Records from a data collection
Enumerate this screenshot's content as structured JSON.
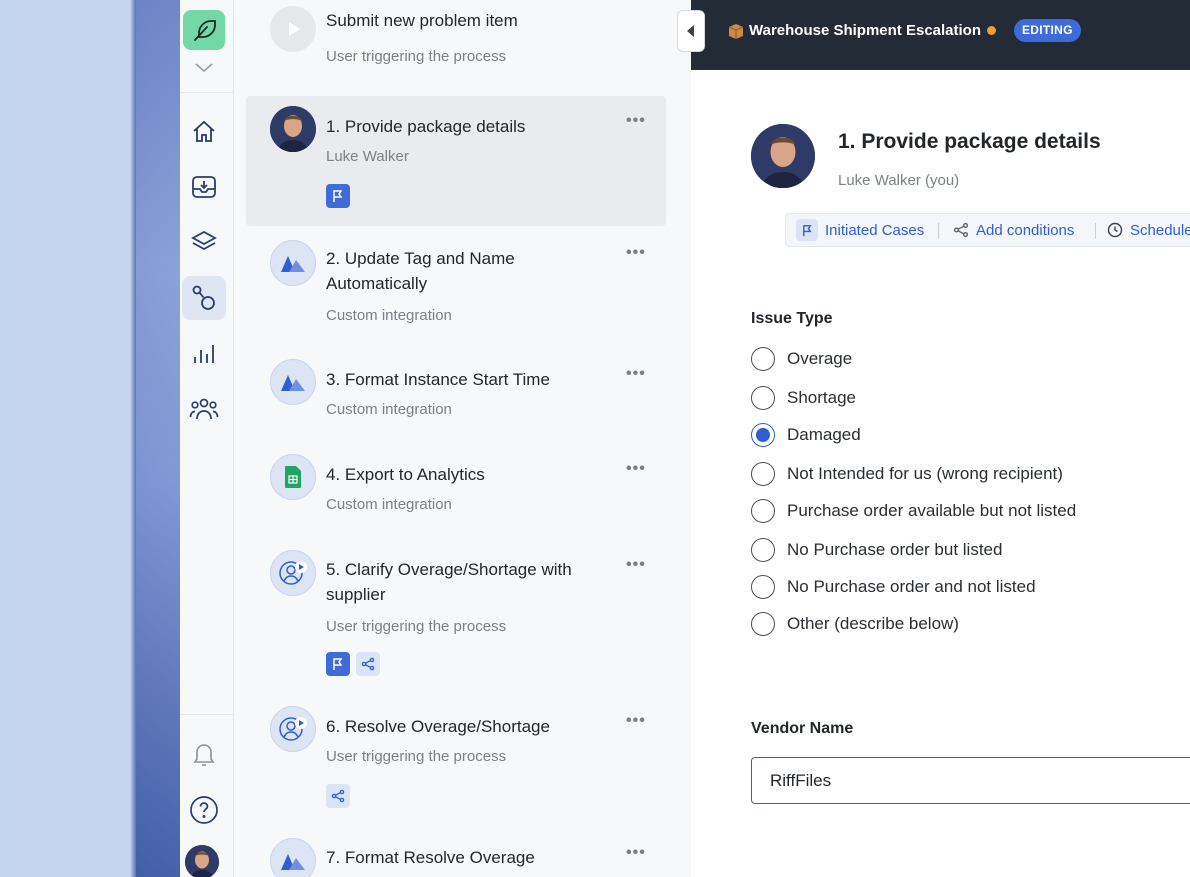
{
  "header": {
    "title": "Warehouse Shipment Escalation",
    "status": "EDITING"
  },
  "steps": [
    {
      "title": "Submit new problem item",
      "subtitle": "User triggering the process"
    },
    {
      "title": "1. Provide package details",
      "subtitle": "Luke Walker"
    },
    {
      "title": "2. Update Tag and Name Automatically",
      "subtitle": "Custom integration"
    },
    {
      "title": "3. Format Instance Start Time",
      "subtitle": "Custom integration"
    },
    {
      "title": "4. Export to Analytics",
      "subtitle": "Custom integration"
    },
    {
      "title": "5. Clarify Overage/Shortage with supplier",
      "subtitle": "User triggering the process"
    },
    {
      "title": "6. Resolve Overage/Shortage",
      "subtitle": "User triggering the process"
    },
    {
      "title": "7. Format Resolve Overage",
      "subtitle": ""
    }
  ],
  "more_label": "•••",
  "detail": {
    "title": "1. Provide package details",
    "user": "Luke Walker (you)",
    "toolbar": {
      "initiated": "Initiated Cases",
      "conditions": "Add conditions",
      "schedule": "Schedule"
    },
    "issue_type": {
      "label": "Issue Type",
      "options": [
        "Overage",
        "Shortage",
        "Damaged",
        "Not Intended for us (wrong recipient)",
        "Purchase order available but not listed",
        "No Purchase order but listed",
        "No Purchase order and not listed",
        "Other (describe below)"
      ],
      "selected": "Damaged"
    },
    "vendor": {
      "label": "Vendor Name",
      "value": "RiffFiles"
    }
  },
  "colors": {
    "accent": "#3f6bd8",
    "header_bg": "#222b36",
    "status_dot": "#f39a3e",
    "logo_bg": "#74d7a6"
  },
  "icons": [
    "home-icon",
    "inbox-icon",
    "layers-icon",
    "process-icon",
    "analytics-icon",
    "team-icon",
    "bell-icon",
    "help-icon"
  ]
}
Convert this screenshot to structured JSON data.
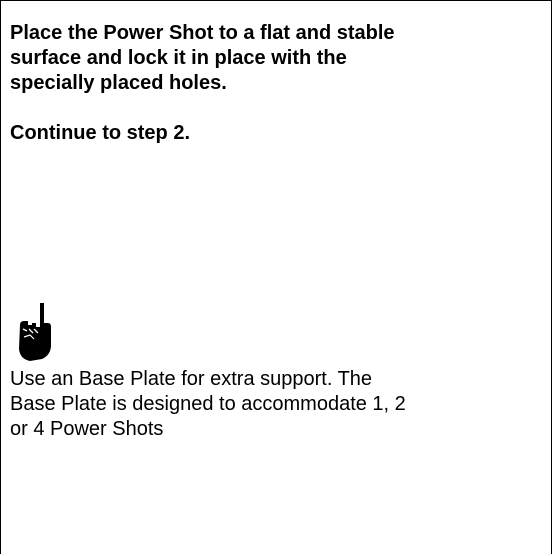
{
  "instruction": {
    "lines": [
      "Place the Power Shot to a flat and stable",
      "surface and lock it in place with the",
      "specially placed holes."
    ]
  },
  "step_note": "Continue to step 2.",
  "tip": {
    "icon": "pointing-hand-icon",
    "lines": [
      "Use an Base Plate for extra support. The",
      "Base Plate is designed to accommodate 1, 2",
      "or 4 Power Shots"
    ]
  }
}
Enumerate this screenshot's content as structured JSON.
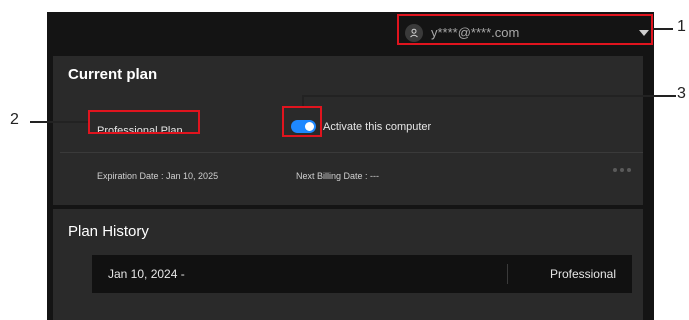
{
  "account": {
    "email": "y****@****.com"
  },
  "current_plan": {
    "title": "Current plan",
    "plan_name": "Professional Plan",
    "activate_label": "Activate this computer",
    "activate_on": true,
    "expiration": "Expiration Date : Jan 10, 2025",
    "next_billing": "Next Billing Date : ---"
  },
  "history": {
    "title": "Plan History",
    "rows": [
      {
        "date": "Jan 10, 2024 -",
        "plan": "Professional"
      }
    ]
  },
  "callouts": [
    "1",
    "2",
    "3"
  ],
  "colors": {
    "toggle_on": "#1e88ff",
    "highlight": "#e0141e"
  }
}
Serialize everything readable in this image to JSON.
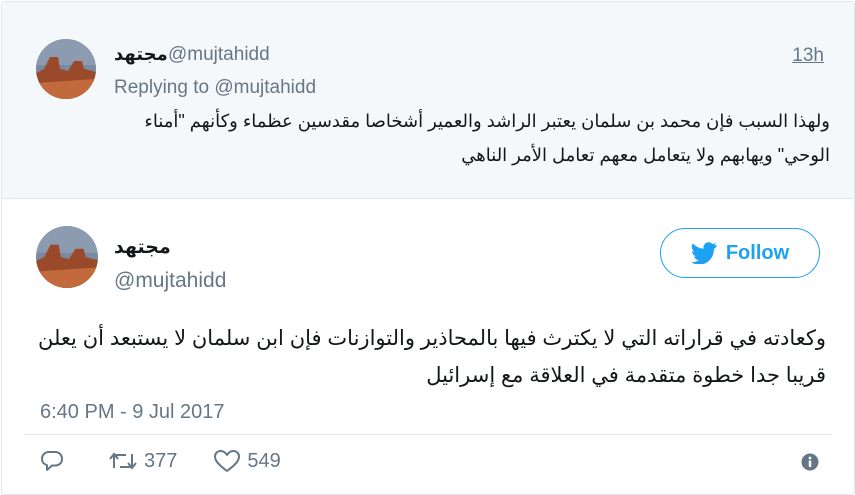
{
  "colors": {
    "accent": "#1da1f2",
    "muted": "#657786",
    "text": "#14171a",
    "reply_bg": "#f5f8fa"
  },
  "reply_tweet": {
    "name": "مجتهد",
    "handle": "@mujtahidd",
    "time": "13h",
    "replying_label": "Replying to",
    "replying_handle": "@mujtahidd",
    "text": "ولهذا السبب فإن محمد بن سلمان يعتبر الراشد والعمير أشخاصا مقدسين عظماء وكأنهم \"أمناء الوحي\" ويهابهم ولا يتعامل معهم تعامل الأمر الناهي"
  },
  "main_tweet": {
    "name": "مجتهد",
    "handle": "@mujtahidd",
    "follow_label": "Follow",
    "text": "وكعادته في قراراته التي لا يكترث فيها بالمحاذير والتوازنات فإن ابن سلمان لا يستبعد أن يعلن قريبا جدا خطوة متقدمة في العلاقة مع إسرائيل",
    "date": "6:40 PM - 9 Jul 2017",
    "retweets": "377",
    "likes": "549"
  },
  "icons": {
    "avatar": "desert-landscape-avatar",
    "follow": "bird-icon",
    "reply": "reply-bubble-icon",
    "retweet": "retweet-icon",
    "like": "heart-icon",
    "info": "info-icon"
  }
}
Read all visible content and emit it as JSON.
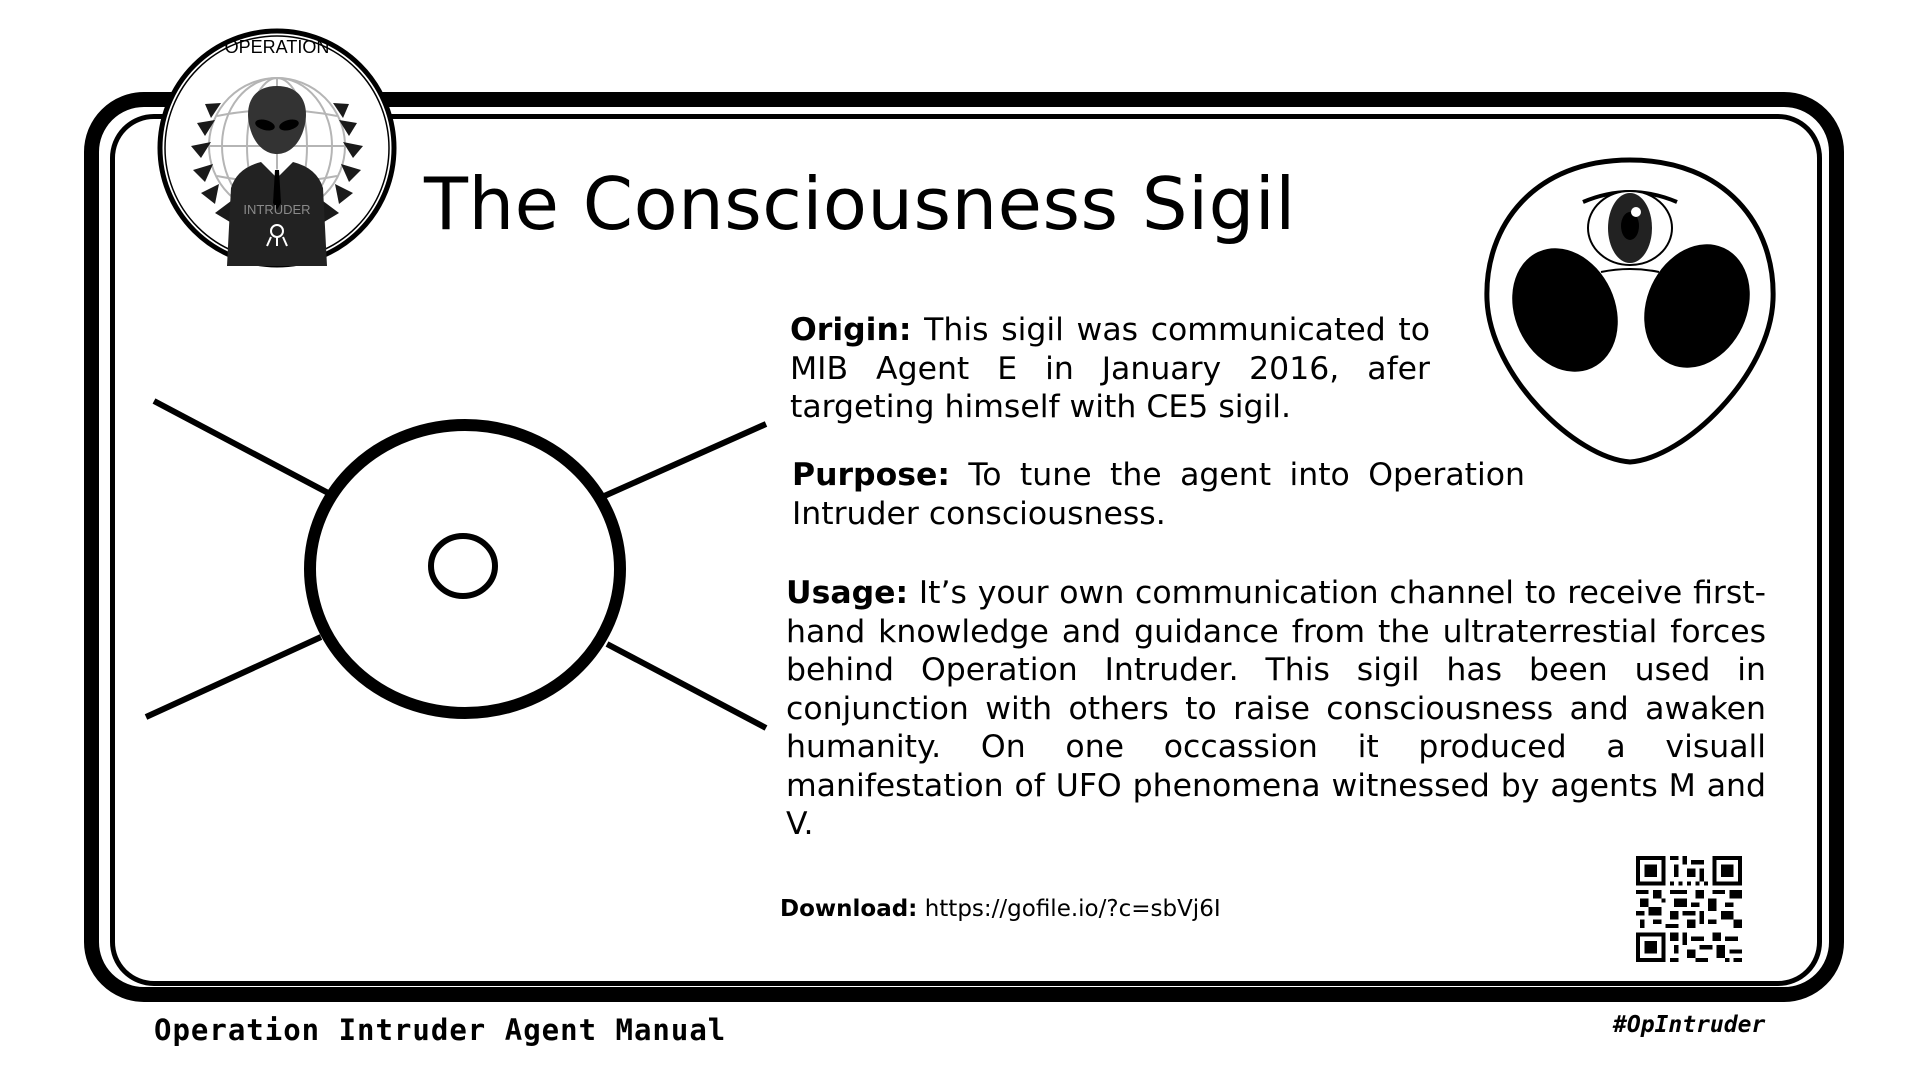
{
  "card": {
    "title": "The Consciousness Sigil",
    "origin": {
      "label": "Origin:",
      "text": "This sigil was communicated to MIB Agent E in January 2016, afer targeting himself with CE5 sigil."
    },
    "purpose": {
      "label": "Purpose:",
      "text": "To tune the agent into Operation Intruder consciousness."
    },
    "usage": {
      "label": "Usage:",
      "text": "It’s your own communication channel to receive first-hand knowledge and guidance from the ultraterrestial forces behind Operation Intruder. This sigil has been used in conjunction with others to raise consciousness and awaken humanity. On one occassion it produced a visuall manifestation of UFO phenomena witnessed by agents M and V."
    },
    "download": {
      "label": "Download:",
      "url": "https://gofile.io/?c=sbVj6I"
    }
  },
  "emblem": {
    "top_text": "OPERATION",
    "bottom_text": "INTRUDER"
  },
  "footer": {
    "left": "Operation Intruder Agent Manual",
    "right": "#OpIntruder"
  },
  "icons": {
    "emblem": "operation-intruder-emblem-icon",
    "alien_head": "alien-head-icon",
    "sigil": "consciousness-sigil-icon",
    "qr": "qr-code-icon"
  },
  "colors": {
    "ink": "#000000",
    "paper": "#ffffff",
    "emblem_gray": "#8a8a8a"
  }
}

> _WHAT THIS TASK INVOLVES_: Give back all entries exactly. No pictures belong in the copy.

> _SOLUTION FOR THIS PROBLEM_:
Enumerate this screenshot's content as structured JSON.
{
  "header": {
    "title": "Warehouse Shipment Escalation",
    "status": "EDITING"
  },
  "steps": [
    {
      "title": "Submit new problem item",
      "subtitle": "User triggering the process"
    },
    {
      "title": "1. Provide package details",
      "subtitle": "Luke Walker"
    },
    {
      "title": "2. Update Tag and Name Automatically",
      "subtitle": "Custom integration"
    },
    {
      "title": "3. Format Instance Start Time",
      "subtitle": "Custom integration"
    },
    {
      "title": "4. Export to Analytics",
      "subtitle": "Custom integration"
    },
    {
      "title": "5. Clarify Overage/Shortage with supplier",
      "subtitle": "User triggering the process"
    },
    {
      "title": "6. Resolve Overage/Shortage",
      "subtitle": "User triggering the process"
    },
    {
      "title": "7. Format Resolve Overage",
      "subtitle": ""
    }
  ],
  "more_label": "•••",
  "detail": {
    "title": "1. Provide package details",
    "user": "Luke Walker (you)",
    "toolbar": {
      "initiated": "Initiated Cases",
      "conditions": "Add conditions",
      "schedule": "Schedule"
    },
    "issue_type": {
      "label": "Issue Type",
      "options": [
        "Overage",
        "Shortage",
        "Damaged",
        "Not Intended for us (wrong recipient)",
        "Purchase order available but not listed",
        "No Purchase order but listed",
        "No Purchase order and not listed",
        "Other (describe below)"
      ],
      "selected": "Damaged"
    },
    "vendor": {
      "label": "Vendor Name",
      "value": "RiffFiles"
    }
  },
  "colors": {
    "accent": "#3f6bd8",
    "header_bg": "#222b36",
    "status_dot": "#f39a3e",
    "logo_bg": "#74d7a6"
  },
  "icons": [
    "home-icon",
    "inbox-icon",
    "layers-icon",
    "process-icon",
    "analytics-icon",
    "team-icon",
    "bell-icon",
    "help-icon"
  ]
}
Convert this screenshot to structured JSON data.
{
  "instruction": {
    "lines": [
      "Place the Power Shot to a flat and stable",
      "surface and lock it in place with the",
      "specially placed holes."
    ]
  },
  "step_note": "Continue to step 2.",
  "tip": {
    "icon": "pointing-hand-icon",
    "lines": [
      "Use an Base Plate for extra support. The",
      "Base Plate is designed to accommodate 1, 2",
      "or 4 Power Shots"
    ]
  }
}
Enumerate this screenshot's content as structured JSON.
{
  "account": {
    "email": "y****@****.com"
  },
  "current_plan": {
    "title": "Current plan",
    "plan_name": "Professional Plan",
    "activate_label": "Activate this computer",
    "activate_on": true,
    "expiration": "Expiration Date : Jan 10, 2025",
    "next_billing": "Next Billing Date : ---"
  },
  "history": {
    "title": "Plan History",
    "rows": [
      {
        "date": "Jan 10, 2024 -",
        "plan": "Professional"
      }
    ]
  },
  "callouts": [
    "1",
    "2",
    "3"
  ],
  "colors": {
    "toggle_on": "#1e88ff",
    "highlight": "#e0141e"
  }
}
Serialize everything readable in this image to JSON.
{
  "colors": {
    "accent": "#1da1f2",
    "muted": "#657786",
    "text": "#14171a",
    "reply_bg": "#f5f8fa"
  },
  "reply_tweet": {
    "name": "مجتهد",
    "handle": "@mujtahidd",
    "time": "13h",
    "replying_label": "Replying to",
    "replying_handle": "@mujtahidd",
    "text": "ولهذا السبب فإن محمد بن سلمان يعتبر الراشد والعمير أشخاصا مقدسين عظماء وكأنهم \"أمناء الوحي\" ويهابهم ولا يتعامل معهم تعامل الأمر الناهي"
  },
  "main_tweet": {
    "name": "مجتهد",
    "handle": "@mujtahidd",
    "follow_label": "Follow",
    "text": "وكعادته في قراراته التي لا يكترث فيها بالمحاذير والتوازنات فإن ابن سلمان لا يستبعد أن يعلن قريبا جدا خطوة متقدمة في العلاقة مع إسرائيل",
    "date": "6:40 PM - 9 Jul 2017",
    "retweets": "377",
    "likes": "549"
  },
  "icons": {
    "avatar": "desert-landscape-avatar",
    "follow": "bird-icon",
    "reply": "reply-bubble-icon",
    "retweet": "retweet-icon",
    "like": "heart-icon",
    "info": "info-icon"
  }
}
Read all visible content and emit it as JSON.
{
  "card": {
    "title": "The Consciousness Sigil",
    "origin": {
      "label": "Origin:",
      "text": "This sigil was communicated to MIB Agent E in January 2016, afer targeting himself with CE5 sigil."
    },
    "purpose": {
      "label": "Purpose:",
      "text": "To tune the agent into Operation Intruder consciousness."
    },
    "usage": {
      "label": "Usage:",
      "text": "It’s your own communication channel to receive first-hand knowledge and guidance from the ultraterrestial forces behind Operation Intruder. This sigil has been used in conjunction with others to raise consciousness and awaken humanity. On one occassion it produced a visuall manifestation of UFO phenomena witnessed by agents M and V."
    },
    "download": {
      "label": "Download:",
      "url": "https://gofile.io/?c=sbVj6I"
    }
  },
  "emblem": {
    "top_text": "OPERATION",
    "bottom_text": "INTRUDER"
  },
  "footer": {
    "left": "Operation Intruder Agent Manual",
    "right": "#OpIntruder"
  },
  "icons": {
    "emblem": "operation-intruder-emblem-icon",
    "alien_head": "alien-head-icon",
    "sigil": "consciousness-sigil-icon",
    "qr": "qr-code-icon"
  },
  "colors": {
    "ink": "#000000",
    "paper": "#ffffff",
    "emblem_gray": "#8a8a8a"
  }
}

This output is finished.